== RECORDED INFORMATION ==

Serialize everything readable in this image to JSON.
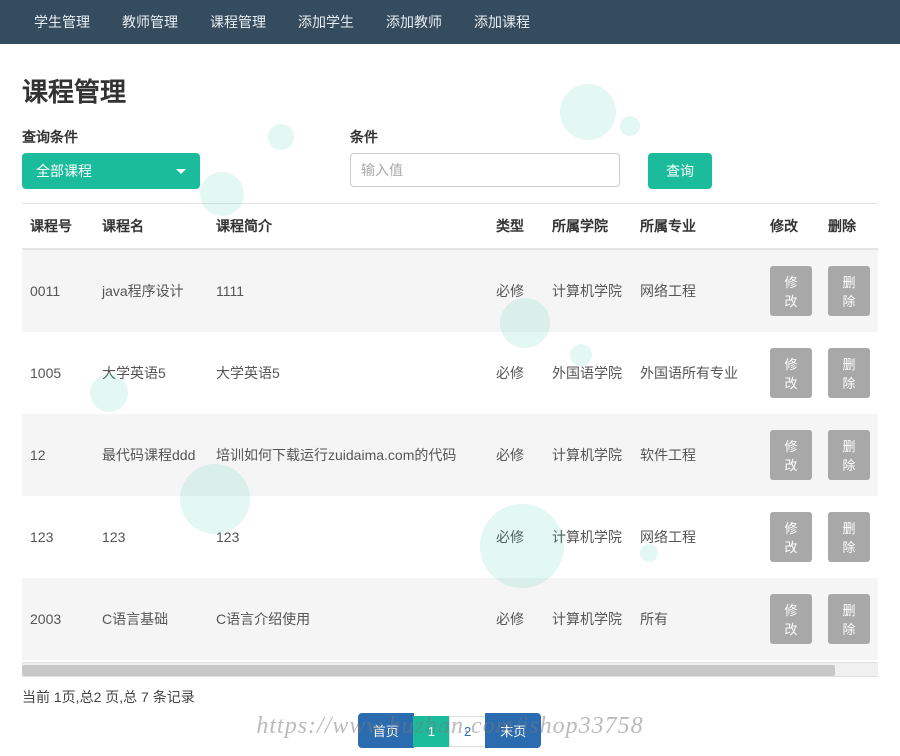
{
  "nav": {
    "items": [
      "学生管理",
      "教师管理",
      "课程管理",
      "添加学生",
      "添加教师",
      "添加课程"
    ]
  },
  "page": {
    "title": "课程管理"
  },
  "filter": {
    "query_label": "查询条件",
    "dropdown_selected": "全部课程",
    "condition_label": "条件",
    "input_placeholder": "输入值",
    "search_button": "查询"
  },
  "table": {
    "headers": {
      "id": "课程号",
      "name": "课程名",
      "desc": "课程简介",
      "type": "类型",
      "college": "所属学院",
      "major": "所属专业",
      "edit": "修改",
      "delete": "删除"
    },
    "edit_btn": "修改",
    "delete_btn": "删除",
    "rows": [
      {
        "id": "0011",
        "name": "java程序设计",
        "desc": "1111",
        "type": "必修",
        "college": "计算机学院",
        "major": "网络工程"
      },
      {
        "id": "1005",
        "name": "大学英语5",
        "desc": "大学英语5",
        "type": "必修",
        "college": "外国语学院",
        "major": "外国语所有专业"
      },
      {
        "id": "12",
        "name": "最代码课程ddd",
        "desc": "培训如何下载运行zuidaima.com的代码",
        "type": "必修",
        "college": "计算机学院",
        "major": "软件工程"
      },
      {
        "id": "123",
        "name": "123",
        "desc": "123",
        "type": "必修",
        "college": "计算机学院",
        "major": "网络工程"
      },
      {
        "id": "2003",
        "name": "C语言基础",
        "desc": "C语言介绍使用",
        "type": "必修",
        "college": "计算机学院",
        "major": "所有"
      }
    ]
  },
  "pagination": {
    "info": "当前 1页,总2 页,总 7 条记录",
    "first": "首页",
    "current": "1",
    "page2": "2",
    "last": "末页"
  },
  "watermark": "https://www.huzhan.com/ishop33758"
}
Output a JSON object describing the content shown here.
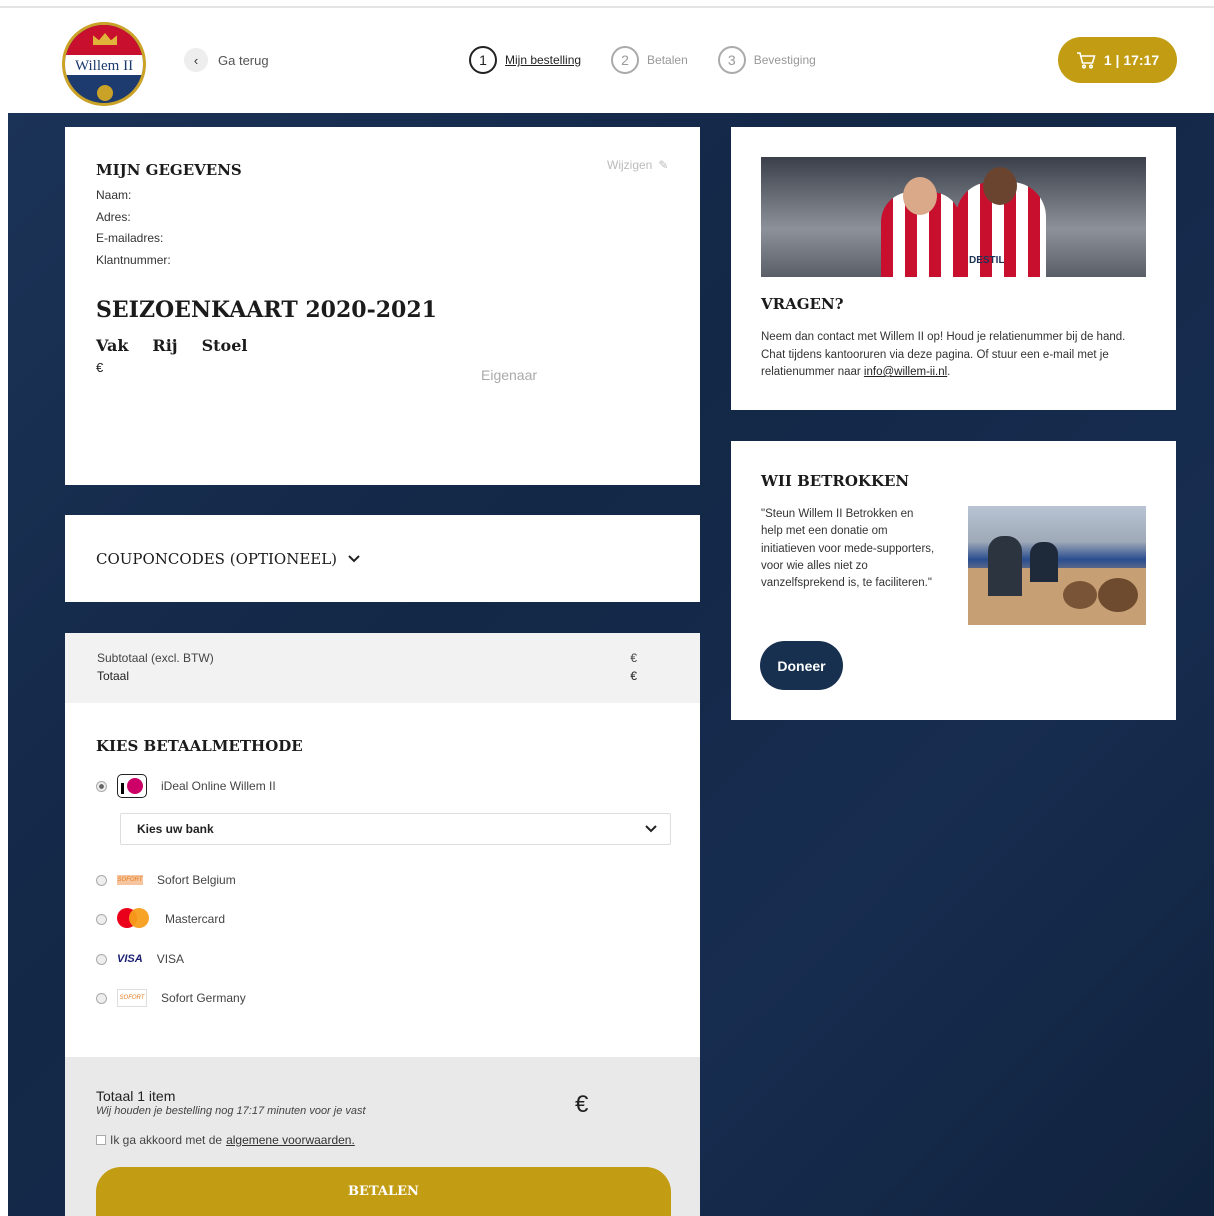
{
  "header": {
    "logo_text": "Willem II",
    "back_label": "Ga terug",
    "steps": [
      {
        "num": "1",
        "label": "Mijn bestelling"
      },
      {
        "num": "2",
        "label": "Betalen"
      },
      {
        "num": "3",
        "label": "Bevestiging"
      }
    ],
    "cart_label": "1 | 17:17"
  },
  "gegevens": {
    "title": "MIJN GEGEVENS",
    "edit_label": "Wijzigen",
    "fields": [
      "Naam:",
      "Adres:",
      "E-mailadres:",
      "Klantnummer:"
    ]
  },
  "season": {
    "title": "SEIZOENKAART 2020-2021",
    "columns": [
      "Vak",
      "Rij",
      "Stoel"
    ],
    "price": "€",
    "owner_label": "Eigenaar"
  },
  "coupon": {
    "title": "COUPONCODES (OPTIONEEL)"
  },
  "summary": {
    "subtotal_label": "Subtotaal (excl. BTW)",
    "subtotal_value": "€",
    "total_label": "Totaal",
    "total_value": "€"
  },
  "payment": {
    "title": "KIES BETAALMETHODE",
    "methods": [
      "iDeal Online Willem II",
      "Sofort Belgium",
      "Mastercard",
      "VISA",
      "Sofort Germany"
    ],
    "bank_placeholder": "Kies uw bank",
    "visa_logo": "VISA",
    "sofort_logo": "SOFORT"
  },
  "checkout": {
    "total_items": "Totaal 1 item",
    "hold_text": "Wij houden je bestelling nog 17:17 minuten voor je vast",
    "total_value": "€",
    "agree_prefix": "Ik ga akkoord met de",
    "agree_link": "algemene voorwaarden.",
    "pay_button": "BETALEN"
  },
  "vragen": {
    "title": "VRAGEN?",
    "text": "Neem dan contact met Willem II op! Houd je relatienummer bij de hand. Chat tijdens kantooruren via deze pagina. Of stuur een e-mail met je relatienummer naar",
    "email": "info@willem-ii.nl",
    "end": ".",
    "sponsor": "DESTIL"
  },
  "betrokken": {
    "title": "WII BETROKKEN",
    "quote": "\"Steun Willem II Betrokken en help met een donatie om initiatieven voor mede-supporters, voor wie alles niet zo vanzelfsprekend is, te faciliteren.\"",
    "button": "Doneer"
  },
  "colors": {
    "gold": "#c29c12",
    "navy": "#18304f"
  }
}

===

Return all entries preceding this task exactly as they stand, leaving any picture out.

## RESULT BELOW
Serialize everything readable in this image to JSON.
{
  "nav": {
    "items": [
      "学生管理",
      "教师管理",
      "课程管理",
      "添加学生",
      "添加教师",
      "添加课程"
    ]
  },
  "page": {
    "title": "课程管理"
  },
  "filter": {
    "query_label": "查询条件",
    "dropdown_selected": "全部课程",
    "condition_label": "条件",
    "input_placeholder": "输入值",
    "search_button": "查询"
  },
  "table": {
    "headers": {
      "id": "课程号",
      "name": "课程名",
      "desc": "课程简介",
      "type": "类型",
      "college": "所属学院",
      "major": "所属专业",
      "edit": "修改",
      "delete": "删除"
    },
    "edit_btn": "修改",
    "delete_btn": "删除",
    "rows": [
      {
        "id": "0011",
        "name": "java程序设计",
        "desc": "1111",
        "type": "必修",
        "college": "计算机学院",
        "major": "网络工程"
      },
      {
        "id": "1005",
        "name": "大学英语5",
        "desc": "大学英语5",
        "type": "必修",
        "college": "外国语学院",
        "major": "外国语所有专业"
      },
      {
        "id": "12",
        "name": "最代码课程ddd",
        "desc": "培训如何下载运行zuidaima.com的代码",
        "type": "必修",
        "college": "计算机学院",
        "major": "软件工程"
      },
      {
        "id": "123",
        "name": "123",
        "desc": "123",
        "type": "必修",
        "college": "计算机学院",
        "major": "网络工程"
      },
      {
        "id": "2003",
        "name": "C语言基础",
        "desc": "C语言介绍使用",
        "type": "必修",
        "college": "计算机学院",
        "major": "所有"
      }
    ]
  },
  "pagination": {
    "info": "当前 1页,总2 页,总 7 条记录",
    "first": "首页",
    "current": "1",
    "page2": "2",
    "last": "末页"
  },
  "watermark": "https://www.huzhan.com/ishop33758"
}
Output a JSON object describing the content shown here.
{
  "header": {
    "logo_text": "Willem II",
    "back_label": "Ga terug",
    "steps": [
      {
        "num": "1",
        "label": "Mijn bestelling"
      },
      {
        "num": "2",
        "label": "Betalen"
      },
      {
        "num": "3",
        "label": "Bevestiging"
      }
    ],
    "cart_label": "1 | 17:17"
  },
  "gegevens": {
    "title": "MIJN GEGEVENS",
    "edit_label": "Wijzigen",
    "fields": [
      "Naam:",
      "Adres:",
      "E-mailadres:",
      "Klantnummer:"
    ]
  },
  "season": {
    "title": "SEIZOENKAART 2020-2021",
    "columns": [
      "Vak",
      "Rij",
      "Stoel"
    ],
    "price": "€",
    "owner_label": "Eigenaar"
  },
  "coupon": {
    "title": "COUPONCODES (OPTIONEEL)"
  },
  "summary": {
    "subtotal_label": "Subtotaal (excl. BTW)",
    "subtotal_value": "€",
    "total_label": "Totaal",
    "total_value": "€"
  },
  "payment": {
    "title": "KIES BETAALMETHODE",
    "methods": [
      "iDeal Online Willem II",
      "Sofort Belgium",
      "Mastercard",
      "VISA",
      "Sofort Germany"
    ],
    "bank_placeholder": "Kies uw bank",
    "visa_logo": "VISA",
    "sofort_logo": "SOFORT"
  },
  "checkout": {
    "total_items": "Totaal 1 item",
    "hold_text": "Wij houden je bestelling nog 17:17 minuten voor je vast",
    "total_value": "€",
    "agree_prefix": "Ik ga akkoord met de",
    "agree_link": "algemene voorwaarden.",
    "pay_button": "BETALEN"
  },
  "vragen": {
    "title": "VRAGEN?",
    "text": "Neem dan contact met Willem II op! Houd je relatienummer bij de hand. Chat tijdens kantooruren via deze pagina. Of stuur een e-mail met je relatienummer naar",
    "email": "info@willem-ii.nl",
    "end": ".",
    "sponsor": "DESTIL"
  },
  "betrokken": {
    "title": "WII BETROKKEN",
    "quote": "\"Steun Willem II Betrokken en help met een donatie om initiatieven voor mede-supporters, voor wie alles niet zo vanzelfsprekend is, te faciliteren.\"",
    "button": "Doneer"
  },
  "colors": {
    "gold": "#c29c12",
    "navy": "#18304f"
  }
}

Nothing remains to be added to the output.